Sir Peter Blake
Sir Peter Blake doesn’t believe that he owns the title “The Godfather of British Pop Art” alone – he shares it with fellow Beatles album-linked artist Richard Hamilton. Despite his success, this iconic artist, who will forever be linked with Fab Four mythology, and who’s turning 80 next year, remains a modest, down to earth man who’s never forgotten his humble origins, which saw him begin his artistic career by accident. Towards the end of World War Two, at the age of 14, he was asked at a technical school interview if he’d be interested to “pop round the corner” to take the entrance drawing examination at the Royal College of Art. Blake agreed to it, and the rest is pop history. “The opportunity was presented to me in a very unexpected way,” he tells Time Out over the phone from his London studio. “I probably would’ve got into the trade field like my electrician father had they not asked me to try out for art school. It was complete chance. I was certainly no child prodigy.”
Blake is famous for his renditions of pin-up girls, wrestlers and cultural pop icons. He attributes his social class as being a large factor in his choices of subject matter, saying: “I used to go watch wrestling matches with my mother as a child. It’s just part of being working class really.” Indeed, much of Blake’s artworks reflect an almost autobiographical theme, especially those of his earliest collections. The artist’s early paintings as a teenager were of young school boys in uniform and badges, which are symbolic of his earlier childhood. And although admitting to never having set foot in a strip club as a boy, the artist attributes his early exposure to abundant pinups girl images as the reason behind his principal theme.
When asked if he thinks the pastiche commonly seen in pop art has become tired in this age, seeing how everything is stitched together for quick and mass consumption nowadays, Blake speaks frankly of his belief that the movement itself should’ve stopped at its peak of popularity, in the 1960s. “Many American pop artists couldn’t move away from it. That was their ring and they were making a lot of money from it.” The artist recalls how Roy Lichtenstein, who originally started off as an abstract expressionist, didn’t particularly enjoy comics. In fact, he painted his first rendition of the cartoon character Popeye the Sailor Man as a gift for his young son; when a buyer saw Lichtenstein’s painting, it was sold right away and Lichtenstein was requested to paint more. “So in a way, most of the American pop artists were stuck with their subject matter,” says Blake.

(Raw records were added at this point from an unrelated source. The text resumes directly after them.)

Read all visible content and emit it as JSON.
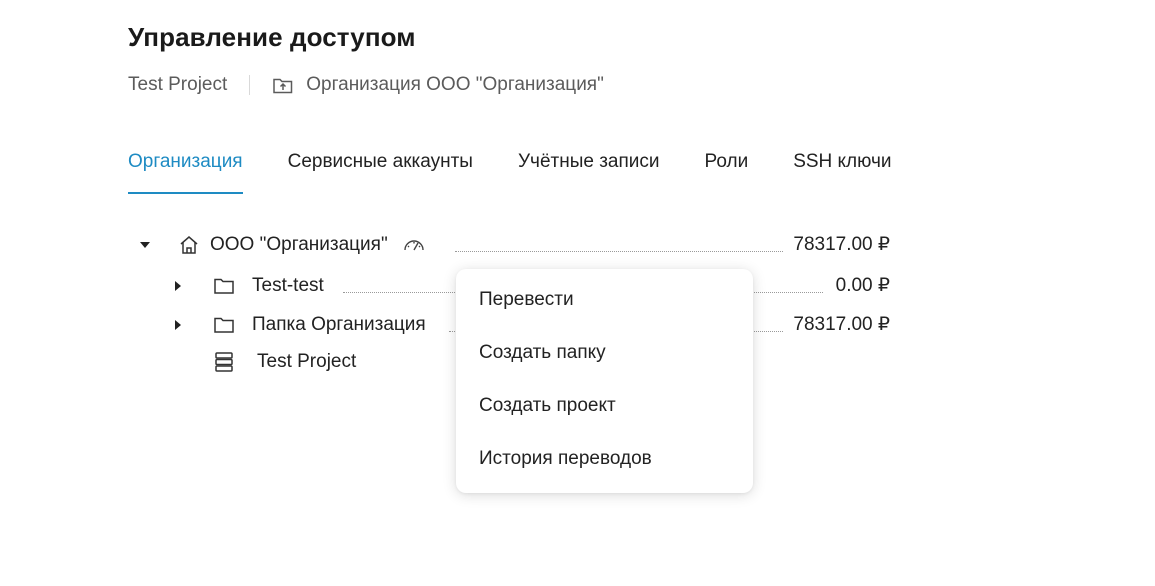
{
  "header": {
    "title": "Управление доступом",
    "breadcrumb_project": "Test Project",
    "breadcrumb_org": "Организация ООО \"Организация\""
  },
  "tabs": [
    {
      "label": "Организация",
      "active": true
    },
    {
      "label": "Сервисные аккаунты",
      "active": false
    },
    {
      "label": "Учётные записи",
      "active": false
    },
    {
      "label": "Роли",
      "active": false
    },
    {
      "label": "SSH ключи",
      "active": false
    }
  ],
  "tree": {
    "root": {
      "label": "ООО \"Организация\"",
      "amount": "78317.00 ₽",
      "icon": "home-icon",
      "badge_icon": "speedometer-icon"
    },
    "children": [
      {
        "label": "Test-test",
        "amount": "0.00 ₽",
        "icon": "folder-icon"
      },
      {
        "label": "Папка Организация",
        "amount": "78317.00 ₽",
        "icon": "folder-icon"
      },
      {
        "label": "Test Project",
        "icon": "server-stack-icon"
      }
    ]
  },
  "context_menu": {
    "items": [
      "Перевести",
      "Создать папку",
      "Создать проект",
      "История переводов"
    ]
  },
  "colors": {
    "accent": "#1e8bc3",
    "text": "#222222",
    "muted": "#5b5b5b"
  }
}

The concept of mass producing images, however, is not something Blake deems as negative. He admits to having always been a fan of populism, and was inspired to use the print medium due to its convenience and reasonable pricing. He is, however, not strictly limited to his title as “Godfather of British Pop Art” – Blake has evolved since the days of the pop art frenzy in the 1950s. The artist today uses practical, affordable materials and combines them with modern technology to produce unique, individualistic pieces of art. “With today’s technology, the actual speed and convenience is very exciting,” he says. “I can come in with a pocketful of things such as postcards, scan it, and make something. There is this sort of populist ideal to it.”
In his coming retrospective exhibition in Hong Kong, the artist will be showcasing both iconic and recent works in his 60-year career, including a new variation of his Butterfly Man series, a set of computer generated images based on postcards of the old Hong Kong. When asked about the butterfly motif he shared with his younger peer Damien Hirst, Blake is unreserved in acknowledging his source of inspiration. “I appropriated it from him. He did the butterflies before I did,” says Blake, who has even paid homage to Hirst at an exhibition several months ago. “If it had been reversed, I wouldn’t have minded it. But it wasn’t – I did the appropriation.” Blake’s generosity, however, doesn’t extend nearly to a certain rock combo band called The Beatles.
While his cover design for the album Sgt. Pepper’s Lonely Hearts Club Band remains one of the most iconic images in music history, the veteran artist believes that his contribution has sometimes been underappreciated. “I still feel that the whole thing was unfair. The cover is just as important as the music – it’s an integral part, and should be rewarded [as such]. The Beatles have never really been aware of that, or they’ve consciously decided to not do it.” And does Blake ever get sick of being asked about The Beatles? “I do, yeah,” he bluntly adds.
Interview: Fiona Ng; additional reporting: Steven Hsieh
Sir Peter Blake's exhibition, New Territory, is at The Space from May 27-June 17.